[[ DATA PROVIDED open ]]

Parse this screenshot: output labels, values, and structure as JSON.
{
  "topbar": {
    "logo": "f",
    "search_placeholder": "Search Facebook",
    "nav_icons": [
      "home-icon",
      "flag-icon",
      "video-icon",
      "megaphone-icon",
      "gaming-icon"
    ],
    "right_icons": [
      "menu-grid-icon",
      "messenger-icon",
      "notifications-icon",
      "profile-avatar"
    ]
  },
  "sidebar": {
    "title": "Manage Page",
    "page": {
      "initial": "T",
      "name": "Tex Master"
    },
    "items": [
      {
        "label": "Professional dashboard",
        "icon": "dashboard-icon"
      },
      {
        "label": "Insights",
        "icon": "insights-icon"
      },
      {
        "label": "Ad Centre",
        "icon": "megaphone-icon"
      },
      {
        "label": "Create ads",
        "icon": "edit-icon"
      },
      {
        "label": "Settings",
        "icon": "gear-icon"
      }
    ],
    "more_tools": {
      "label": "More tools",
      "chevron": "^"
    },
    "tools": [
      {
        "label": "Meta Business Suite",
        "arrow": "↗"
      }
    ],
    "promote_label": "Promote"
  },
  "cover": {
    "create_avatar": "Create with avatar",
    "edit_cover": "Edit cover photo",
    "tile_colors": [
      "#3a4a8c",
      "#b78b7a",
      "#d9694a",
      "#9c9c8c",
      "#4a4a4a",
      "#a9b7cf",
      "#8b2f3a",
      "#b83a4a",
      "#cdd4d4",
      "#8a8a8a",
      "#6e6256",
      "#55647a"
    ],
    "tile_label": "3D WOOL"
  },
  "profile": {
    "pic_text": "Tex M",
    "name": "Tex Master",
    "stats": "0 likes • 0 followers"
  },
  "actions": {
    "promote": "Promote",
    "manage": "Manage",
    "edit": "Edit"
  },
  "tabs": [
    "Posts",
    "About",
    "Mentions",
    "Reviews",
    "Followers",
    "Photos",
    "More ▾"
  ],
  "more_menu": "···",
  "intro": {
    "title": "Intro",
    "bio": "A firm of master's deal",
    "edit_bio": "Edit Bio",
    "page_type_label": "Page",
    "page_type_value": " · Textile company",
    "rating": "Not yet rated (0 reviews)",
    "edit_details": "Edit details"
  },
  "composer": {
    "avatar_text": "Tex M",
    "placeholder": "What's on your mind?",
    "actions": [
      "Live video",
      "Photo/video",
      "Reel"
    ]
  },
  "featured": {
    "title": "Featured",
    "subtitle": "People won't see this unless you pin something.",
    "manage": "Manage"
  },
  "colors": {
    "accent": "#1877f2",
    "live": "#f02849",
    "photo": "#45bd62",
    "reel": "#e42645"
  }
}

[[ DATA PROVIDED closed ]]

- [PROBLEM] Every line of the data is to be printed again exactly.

- [SOLUTION]
Parse this screenshot: output labels, values, and structure as JSON.
{
  "topbar": {
    "logo": "f",
    "search_placeholder": "Search Facebook",
    "nav_icons": [
      "home-icon",
      "flag-icon",
      "video-icon",
      "megaphone-icon",
      "gaming-icon"
    ],
    "right_icons": [
      "menu-grid-icon",
      "messenger-icon",
      "notifications-icon",
      "profile-avatar"
    ]
  },
  "sidebar": {
    "title": "Manage Page",
    "page": {
      "initial": "T",
      "name": "Tex Master"
    },
    "items": [
      {
        "label": "Professional dashboard",
        "icon": "dashboard-icon"
      },
      {
        "label": "Insights",
        "icon": "insights-icon"
      },
      {
        "label": "Ad Centre",
        "icon": "megaphone-icon"
      },
      {
        "label": "Create ads",
        "icon": "edit-icon"
      },
      {
        "label": "Settings",
        "icon": "gear-icon"
      }
    ],
    "more_tools": {
      "label": "More tools",
      "chevron": "^"
    },
    "tools": [
      {
        "label": "Meta Business Suite",
        "arrow": "↗"
      }
    ],
    "promote_label": "Promote"
  },
  "cover": {
    "create_avatar": "Create with avatar",
    "edit_cover": "Edit cover photo",
    "tile_colors": [
      "#3a4a8c",
      "#b78b7a",
      "#d9694a",
      "#9c9c8c",
      "#4a4a4a",
      "#a9b7cf",
      "#8b2f3a",
      "#b83a4a",
      "#cdd4d4",
      "#8a8a8a",
      "#6e6256",
      "#55647a"
    ],
    "tile_label": "3D WOOL"
  },
  "profile": {
    "pic_text": "Tex M",
    "name": "Tex Master",
    "stats": "0 likes • 0 followers"
  },
  "actions": {
    "promote": "Promote",
    "manage": "Manage",
    "edit": "Edit"
  },
  "tabs": [
    "Posts",
    "About",
    "Mentions",
    "Reviews",
    "Followers",
    "Photos",
    "More ▾"
  ],
  "more_menu": "···",
  "intro": {
    "title": "Intro",
    "bio": "A firm of master's deal",
    "edit_bio": "Edit Bio",
    "page_type_label": "Page",
    "page_type_value": " · Textile company",
    "rating": "Not yet rated (0 reviews)",
    "edit_details": "Edit details"
  },
  "composer": {
    "avatar_text": "Tex M",
    "placeholder": "What's on your mind?",
    "actions": [
      "Live video",
      "Photo/video",
      "Reel"
    ]
  },
  "featured": {
    "title": "Featured",
    "subtitle": "People won't see this unless you pin something.",
    "manage": "Manage"
  },
  "colors": {
    "accent": "#1877f2",
    "live": "#f02849",
    "photo": "#45bd62",
    "reel": "#e42645"
  }
}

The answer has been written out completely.